WHAT THE EXERCISE ASKS: Without the pictures, repeat the listing character for character.

DATA TO USE:

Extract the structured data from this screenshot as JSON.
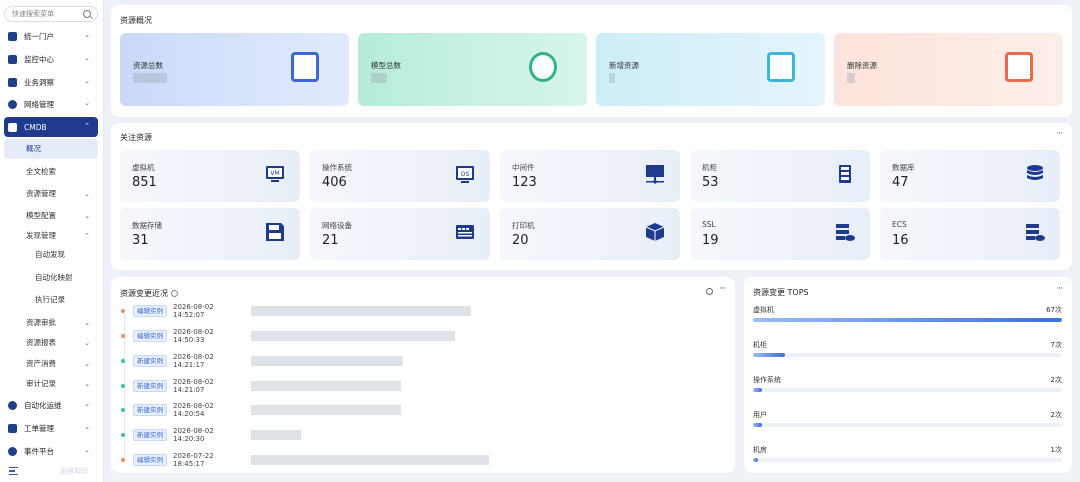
{
  "sidebar": {
    "search_placeholder": "快速搜索菜单",
    "items": [
      {
        "label": "统一门户"
      },
      {
        "label": "监控中心"
      },
      {
        "label": "业务洞察"
      },
      {
        "label": "网络管理"
      },
      {
        "label": "CMDB"
      },
      {
        "label": "自动化运维"
      },
      {
        "label": "工单管理"
      },
      {
        "label": "事件平台"
      }
    ],
    "cmdb_sub": [
      {
        "label": "概况"
      },
      {
        "label": "全文检索"
      },
      {
        "label": "资源管理"
      },
      {
        "label": "模型配置"
      },
      {
        "label": "发现管理"
      },
      {
        "label": "自动发现"
      },
      {
        "label": "自动化映射"
      },
      {
        "label": "执行记录"
      },
      {
        "label": "资源审批"
      },
      {
        "label": "资源报表"
      },
      {
        "label": "资产消费"
      },
      {
        "label": "审计记录"
      }
    ],
    "bottom_text": "运维知识"
  },
  "overview": {
    "title": "资源概况",
    "cards": [
      {
        "label": "资源总数",
        "color": "#d9e4fb"
      },
      {
        "label": "模型总数",
        "color": "#d7f3ea"
      },
      {
        "label": "新增资源",
        "color": "#ddf2fa"
      },
      {
        "label": "删除资源",
        "color": "#fde8e2"
      }
    ]
  },
  "focus": {
    "title": "关注资源",
    "more": "···",
    "tiles": [
      {
        "label": "虚拟机",
        "value": "851",
        "icon": "vm-icon"
      },
      {
        "label": "操作系统",
        "value": "406",
        "icon": "os-icon"
      },
      {
        "label": "中间件",
        "value": "123",
        "icon": "middleware-icon"
      },
      {
        "label": "机柜",
        "value": "53",
        "icon": "cabinet-icon"
      },
      {
        "label": "数据库",
        "value": "47",
        "icon": "database-icon"
      },
      {
        "label": "数据存储",
        "value": "31",
        "icon": "storage-icon"
      },
      {
        "label": "网络设备",
        "value": "21",
        "icon": "network-device-icon"
      },
      {
        "label": "打印机",
        "value": "20",
        "icon": "printer-icon"
      },
      {
        "label": "SSL",
        "value": "19",
        "icon": "ssl-icon"
      },
      {
        "label": "ECS",
        "value": "16",
        "icon": "ecs-icon"
      }
    ]
  },
  "changes": {
    "title": "资源变更近况",
    "more": "···",
    "rows": [
      {
        "tag": "编辑实例",
        "time": "2026-08-02 14:52:07",
        "dot": "#f08a5d"
      },
      {
        "tag": "编辑实例",
        "time": "2026-08-02 14:50:33",
        "dot": "#f08a5d"
      },
      {
        "tag": "新建实例",
        "time": "2026-08-02 14:21:17",
        "dot": "#3cc2a0"
      },
      {
        "tag": "新建实例",
        "time": "2026-08-02 14:21:07",
        "dot": "#3cc2a0"
      },
      {
        "tag": "新建实例",
        "time": "2026-08-02 14:20:54",
        "dot": "#3cc2a0"
      },
      {
        "tag": "新建实例",
        "time": "2026-08-02 14:20:30",
        "dot": "#3cc2a0"
      },
      {
        "tag": "编辑实例",
        "time": "2026-07-22 18:45:17",
        "dot": "#f08a5d"
      }
    ]
  },
  "tops": {
    "title": "资源变更 TOPS",
    "more": "···",
    "rows": [
      {
        "name": "虚拟机",
        "count": "67次",
        "ratio": 1.0
      },
      {
        "name": "机柜",
        "count": "7次",
        "ratio": 0.104
      },
      {
        "name": "操作系统",
        "count": "2次",
        "ratio": 0.03
      },
      {
        "name": "用户",
        "count": "2次",
        "ratio": 0.03
      },
      {
        "name": "机房",
        "count": "1次",
        "ratio": 0.015
      }
    ]
  }
}
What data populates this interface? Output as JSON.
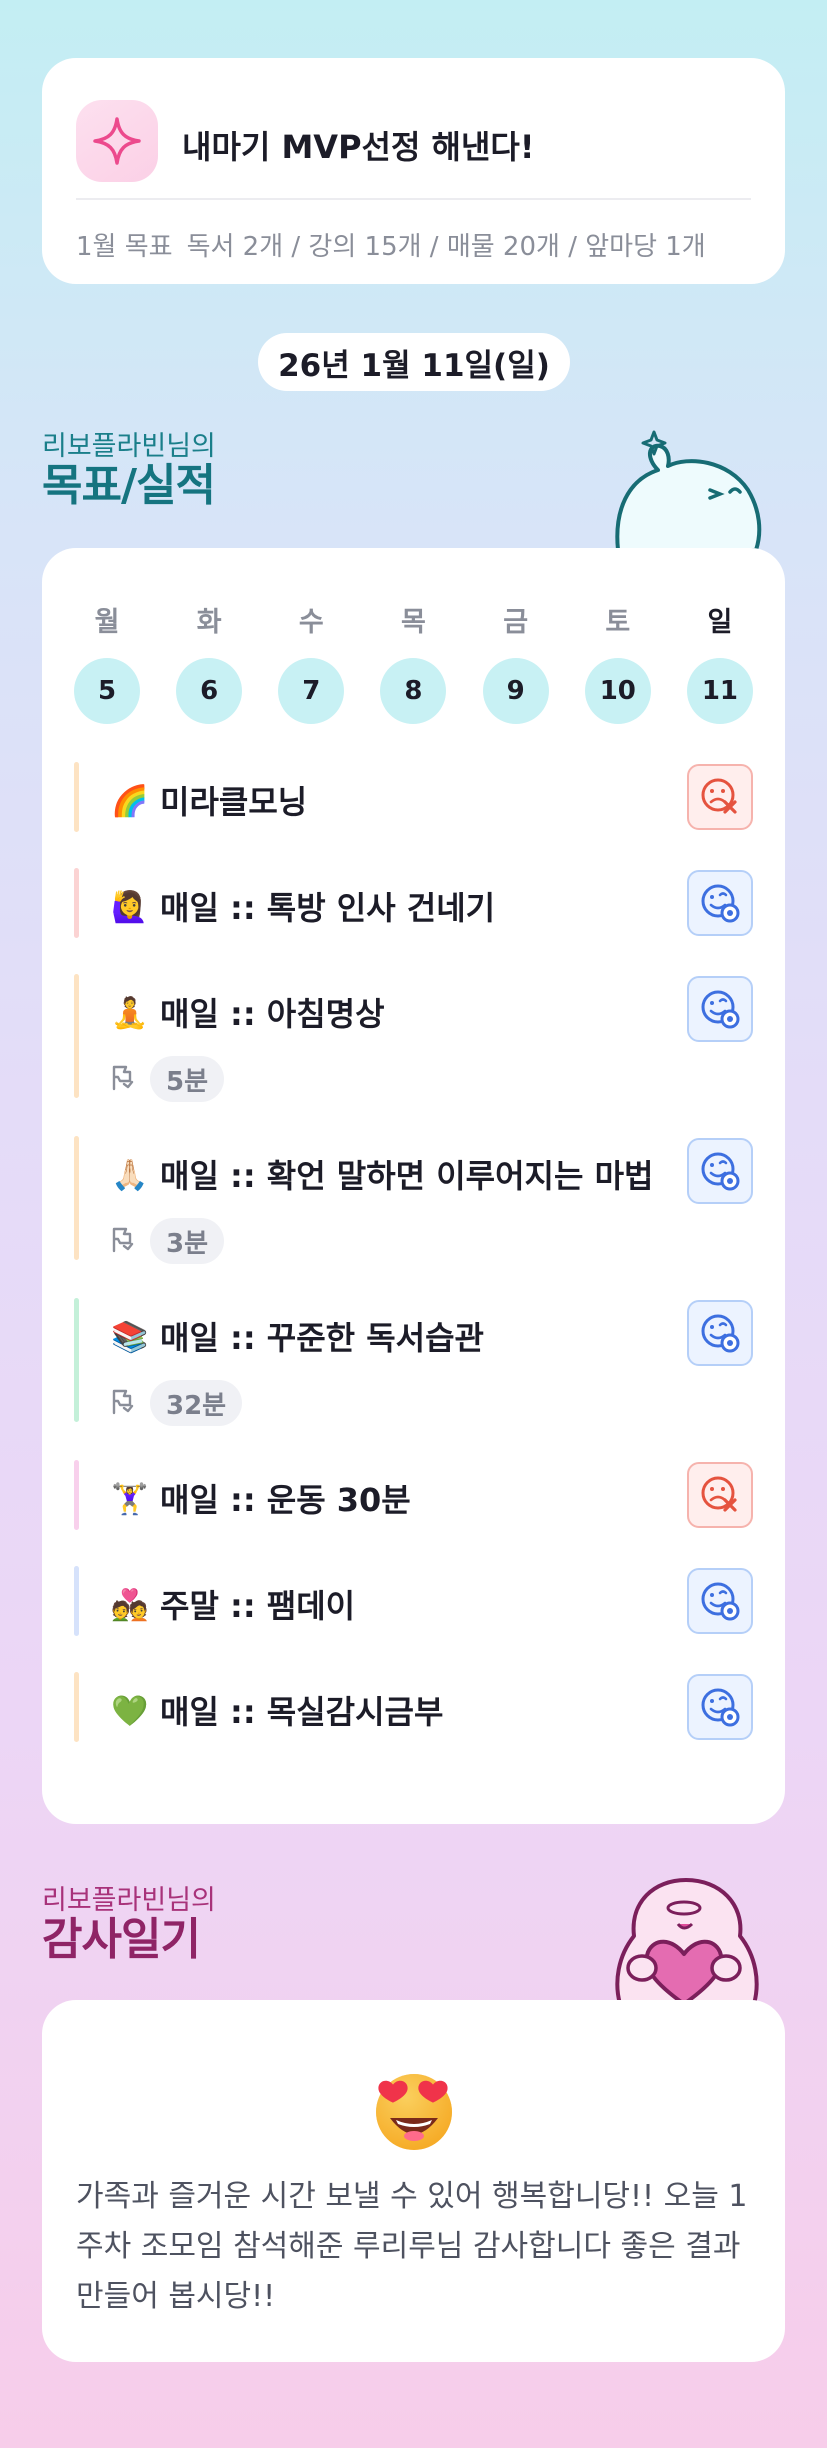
{
  "goal": {
    "title": "내마기 MVP선정 해낸다!",
    "month_label": "1월 목표",
    "month_goals": "독서 2개 / 강의 15개 / 매물 20개 / 앞마당 1개"
  },
  "date": "26년 1월 11일(일)",
  "goals_section": {
    "subtitle": "리보플라빈님의",
    "title": "목표/실적"
  },
  "week": {
    "days": [
      {
        "name": "월",
        "num": "5"
      },
      {
        "name": "화",
        "num": "6"
      },
      {
        "name": "수",
        "num": "7"
      },
      {
        "name": "목",
        "num": "8"
      },
      {
        "name": "금",
        "num": "9"
      },
      {
        "name": "토",
        "num": "10"
      },
      {
        "name": "일",
        "num": "11"
      }
    ],
    "active_day": "일"
  },
  "tasks": [
    {
      "emoji": "🌈",
      "title": "미라클모닝",
      "time": null,
      "status": "fail",
      "bar_color": "#fde3c3"
    },
    {
      "emoji": "🙋‍♀️",
      "title": "매일 :: 톡방 인사 건네기",
      "time": null,
      "status": "done",
      "bar_color": "#fbd3d3"
    },
    {
      "emoji": "🧘",
      "title": "매일 :: 아침명상",
      "time": "5분",
      "status": "done",
      "bar_color": "#fde3c3"
    },
    {
      "emoji": "🙏🏻",
      "title": "매일 :: 확언 말하면 이루어지는 마법",
      "time": "3분",
      "status": "done",
      "bar_color": "#fde3c3"
    },
    {
      "emoji": "📚",
      "title": "매일 :: 꾸준한 독서습관",
      "time": "32분",
      "status": "done",
      "bar_color": "#c4f0d9"
    },
    {
      "emoji": "🏋️‍♀️",
      "title": "매일 :: 운동 30분",
      "time": null,
      "status": "fail",
      "bar_color": "#f8d0ec"
    },
    {
      "emoji": "💑",
      "title": "주말 :: 팸데이",
      "time": null,
      "status": "done",
      "bar_color": "#d6e2fb"
    },
    {
      "emoji": "💚",
      "title": "매일 :: 목실감시금부",
      "time": null,
      "status": "done",
      "bar_color": "#fde3c3"
    }
  ],
  "gratitude_section": {
    "subtitle": "리보플라빈님의",
    "title": "감사일기"
  },
  "gratitude": {
    "emoji": "heart-eyes-face",
    "text": "가족과 즐거운 시간 보낼 수 있어 행복합니당!! 오늘 1주차 조모임 참석해준 루리루님 감사합니다 좋은 결과 만들어 봅시당!!"
  },
  "colors": {
    "accent_teal": "#157480",
    "accent_magenta": "#8f2466",
    "done_blue": "#3d6fe0",
    "fail_red": "#e5533f",
    "day_circle": "#c8f1f4"
  }
}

ANSWER SPACE:
Extract the structured data from this screenshot as JSON.
{
  "sidebar": {
    "search_placeholder": "快速搜索菜单",
    "items": [
      {
        "label": "统一门户"
      },
      {
        "label": "监控中心"
      },
      {
        "label": "业务洞察"
      },
      {
        "label": "网络管理"
      },
      {
        "label": "CMDB"
      },
      {
        "label": "自动化运维"
      },
      {
        "label": "工单管理"
      },
      {
        "label": "事件平台"
      }
    ],
    "cmdb_sub": [
      {
        "label": "概况"
      },
      {
        "label": "全文检索"
      },
      {
        "label": "资源管理"
      },
      {
        "label": "模型配置"
      },
      {
        "label": "发现管理"
      },
      {
        "label": "自动发现"
      },
      {
        "label": "自动化映射"
      },
      {
        "label": "执行记录"
      },
      {
        "label": "资源审批"
      },
      {
        "label": "资源报表"
      },
      {
        "label": "资产消费"
      },
      {
        "label": "审计记录"
      }
    ],
    "bottom_text": "运维知识"
  },
  "overview": {
    "title": "资源概况",
    "cards": [
      {
        "label": "资源总数",
        "color": "#d9e4fb"
      },
      {
        "label": "模型总数",
        "color": "#d7f3ea"
      },
      {
        "label": "新增资源",
        "color": "#ddf2fa"
      },
      {
        "label": "删除资源",
        "color": "#fde8e2"
      }
    ]
  },
  "focus": {
    "title": "关注资源",
    "more": "···",
    "tiles": [
      {
        "label": "虚拟机",
        "value": "851",
        "icon": "vm-icon"
      },
      {
        "label": "操作系统",
        "value": "406",
        "icon": "os-icon"
      },
      {
        "label": "中间件",
        "value": "123",
        "icon": "middleware-icon"
      },
      {
        "label": "机柜",
        "value": "53",
        "icon": "cabinet-icon"
      },
      {
        "label": "数据库",
        "value": "47",
        "icon": "database-icon"
      },
      {
        "label": "数据存储",
        "value": "31",
        "icon": "storage-icon"
      },
      {
        "label": "网络设备",
        "value": "21",
        "icon": "network-device-icon"
      },
      {
        "label": "打印机",
        "value": "20",
        "icon": "printer-icon"
      },
      {
        "label": "SSL",
        "value": "19",
        "icon": "ssl-icon"
      },
      {
        "label": "ECS",
        "value": "16",
        "icon": "ecs-icon"
      }
    ]
  },
  "changes": {
    "title": "资源变更近况",
    "more": "···",
    "rows": [
      {
        "tag": "编辑实例",
        "time": "2026-08-02 14:52:07",
        "dot": "#f08a5d"
      },
      {
        "tag": "编辑实例",
        "time": "2026-08-02 14:50:33",
        "dot": "#f08a5d"
      },
      {
        "tag": "新建实例",
        "time": "2026-08-02 14:21:17",
        "dot": "#3cc2a0"
      },
      {
        "tag": "新建实例",
        "time": "2026-08-02 14:21:07",
        "dot": "#3cc2a0"
      },
      {
        "tag": "新建实例",
        "time": "2026-08-02 14:20:54",
        "dot": "#3cc2a0"
      },
      {
        "tag": "新建实例",
        "time": "2026-08-02 14:20:30",
        "dot": "#3cc2a0"
      },
      {
        "tag": "编辑实例",
        "time": "2026-07-22 18:45:17",
        "dot": "#f08a5d"
      }
    ]
  },
  "tops": {
    "title": "资源变更 TOPS",
    "more": "···",
    "rows": [
      {
        "name": "虚拟机",
        "count": "67次",
        "ratio": 1.0
      },
      {
        "name": "机柜",
        "count": "7次",
        "ratio": 0.104
      },
      {
        "name": "操作系统",
        "count": "2次",
        "ratio": 0.03
      },
      {
        "name": "用户",
        "count": "2次",
        "ratio": 0.03
      },
      {
        "name": "机房",
        "count": "1次",
        "ratio": 0.015
      }
    ]
  }
}
What data populates this interface? Output as JSON.
{
  "goal": {
    "title": "내마기 MVP선정 해낸다!",
    "month_label": "1월 목표",
    "month_goals": "독서 2개 / 강의 15개 / 매물 20개 / 앞마당 1개"
  },
  "date": "26년 1월 11일(일)",
  "goals_section": {
    "subtitle": "리보플라빈님의",
    "title": "목표/실적"
  },
  "week": {
    "days": [
      {
        "name": "월",
        "num": "5"
      },
      {
        "name": "화",
        "num": "6"
      },
      {
        "name": "수",
        "num": "7"
      },
      {
        "name": "목",
        "num": "8"
      },
      {
        "name": "금",
        "num": "9"
      },
      {
        "name": "토",
        "num": "10"
      },
      {
        "name": "일",
        "num": "11"
      }
    ],
    "active_day": "일"
  },
  "tasks": [
    {
      "emoji": "🌈",
      "title": "미라클모닝",
      "time": null,
      "status": "fail",
      "bar_color": "#fde3c3"
    },
    {
      "emoji": "🙋‍♀️",
      "title": "매일 :: 톡방 인사 건네기",
      "time": null,
      "status": "done",
      "bar_color": "#fbd3d3"
    },
    {
      "emoji": "🧘",
      "title": "매일 :: 아침명상",
      "time": "5분",
      "status": "done",
      "bar_color": "#fde3c3"
    },
    {
      "emoji": "🙏🏻",
      "title": "매일 :: 확언 말하면 이루어지는 마법",
      "time": "3분",
      "status": "done",
      "bar_color": "#fde3c3"
    },
    {
      "emoji": "📚",
      "title": "매일 :: 꾸준한 독서습관",
      "time": "32분",
      "status": "done",
      "bar_color": "#c4f0d9"
    },
    {
      "emoji": "🏋️‍♀️",
      "title": "매일 :: 운동 30분",
      "time": null,
      "status": "fail",
      "bar_color": "#f8d0ec"
    },
    {
      "emoji": "💑",
      "title": "주말 :: 팸데이",
      "time": null,
      "status": "done",
      "bar_color": "#d6e2fb"
    },
    {
      "emoji": "💚",
      "title": "매일 :: 목실감시금부",
      "time": null,
      "status": "done",
      "bar_color": "#fde3c3"
    }
  ],
  "gratitude_section": {
    "subtitle": "리보플라빈님의",
    "title": "감사일기"
  },
  "gratitude": {
    "emoji": "heart-eyes-face",
    "text": "가족과 즐거운 시간 보낼 수 있어 행복합니당!! 오늘 1주차 조모임 참석해준 루리루님 감사합니다 좋은 결과 만들어 봅시당!!"
  },
  "colors": {
    "accent_teal": "#157480",
    "accent_magenta": "#8f2466",
    "done_blue": "#3d6fe0",
    "fail_red": "#e5533f",
    "day_circle": "#c8f1f4"
  }
}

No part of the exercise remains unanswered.